Our faith is founded on wonder! The Story isn’t the Story without the creation of the cosmos, Noah’s ark, Isaac’s birth, the ten plagues, the Red Sea deliverance, the manna in the wilderness, the spectacle at Mt. Sinai when the law was given (and that’s just two books into the Bible!). These things and others are not incidental items that we can choose to accept or reject according to their degree of popularity or acceptance by our culture. They are part of the very fabric of our faith.

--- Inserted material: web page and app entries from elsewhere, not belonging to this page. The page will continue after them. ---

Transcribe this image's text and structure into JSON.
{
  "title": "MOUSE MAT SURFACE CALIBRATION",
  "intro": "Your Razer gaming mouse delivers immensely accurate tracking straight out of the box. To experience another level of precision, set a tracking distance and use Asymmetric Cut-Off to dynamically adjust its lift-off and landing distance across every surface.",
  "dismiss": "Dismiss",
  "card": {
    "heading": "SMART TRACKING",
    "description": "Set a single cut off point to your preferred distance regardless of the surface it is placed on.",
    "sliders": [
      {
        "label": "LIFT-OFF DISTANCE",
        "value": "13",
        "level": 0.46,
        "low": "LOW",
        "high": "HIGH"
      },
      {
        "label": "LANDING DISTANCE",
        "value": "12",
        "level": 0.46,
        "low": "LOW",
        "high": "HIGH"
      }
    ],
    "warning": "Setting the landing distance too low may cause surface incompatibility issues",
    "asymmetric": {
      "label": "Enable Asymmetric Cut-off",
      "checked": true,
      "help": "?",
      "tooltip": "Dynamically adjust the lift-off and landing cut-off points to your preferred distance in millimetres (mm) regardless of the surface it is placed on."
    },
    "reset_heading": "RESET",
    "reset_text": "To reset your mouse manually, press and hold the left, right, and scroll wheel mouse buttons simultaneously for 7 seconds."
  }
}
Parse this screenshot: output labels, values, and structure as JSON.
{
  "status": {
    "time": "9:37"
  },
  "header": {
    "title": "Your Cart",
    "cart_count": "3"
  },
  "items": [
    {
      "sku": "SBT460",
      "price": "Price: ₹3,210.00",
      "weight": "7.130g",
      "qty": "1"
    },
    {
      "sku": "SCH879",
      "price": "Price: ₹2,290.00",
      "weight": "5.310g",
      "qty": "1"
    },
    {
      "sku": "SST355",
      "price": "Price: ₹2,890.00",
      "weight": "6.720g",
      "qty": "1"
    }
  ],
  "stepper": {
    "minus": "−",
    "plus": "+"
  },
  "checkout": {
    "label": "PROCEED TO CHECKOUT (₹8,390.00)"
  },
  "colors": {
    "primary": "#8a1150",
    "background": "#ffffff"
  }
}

But that’s more than okay with disciples because we understand the wonder of the Biblical witness (which would include but not be limited to miracles) is not something that burdens us down like so much unwanted baggage, it is part and parcel of God’s world intersecting with ours. And we are absolutely delighted and joyous to have this record of how He has interacted in our world. The miracles Elisha does in connection with the widow and later the Shunammite woman (2 Kings 4), Naaman being cured of his leprosy (2 Kings 5), Jonah’s aquatic adventures, God using Peter to bring Dorcas back from the dead (Acts 9) or any of Jesus’ miracles—they all fill us with hope that radiates into the darkest corners of our lives.
In the end, it all boils down to whether or not you chose to believe in God. If you do, then logically speaking, there’s absolutely no reason to be surprised by anything found in Scripture in terms of God’s ability and power. While it’s true we are constantly amazed at His ways, it’s equally true that we’ve come to expect such things (in a healthy sense) in the way that you would with someone who is good. The more you get to know them and the layers are peeled away, you’re not surprised to find decisions, attitudes and behaviors which reflect their goodness. So it is with our Father who is the epitome of goodness. We’re not really surprised to find out that the God who loved the world so much that He gave His only Son, also knows the number of hairs on our head, takes care of the birds of the air and the flowers of the field. We’re not surprised that He finds no pleasure in the death of the wicked (Ezekiel 18) or throws a party when a sinner repents (Luke 15).
And while it’s true that disciples can’t always connect all of the dots or explain everything to everyone’s satisfaction (including our own), that does not make us any different that skeptics or unbelievers. As humans, we’re all subject to limitations. As humans, we all have to choose to put our faith in something or Someone. Disciples have made the choice to put their faith in God rather than the latest scientific understanding, sociological model or current belief system.
Our real challenge is not becoming dull to the wonder in God’s word and in the world around us. Elisha prayed that God would open the eyes of his servant to God’s unseen army (2 Kings 6:17). Alexander MacLaren succinctly observed, “The manifestation, not the presence, of the angel guards was the miracle.” Read the story and think about that.
O Lord, open our eyes that we might see!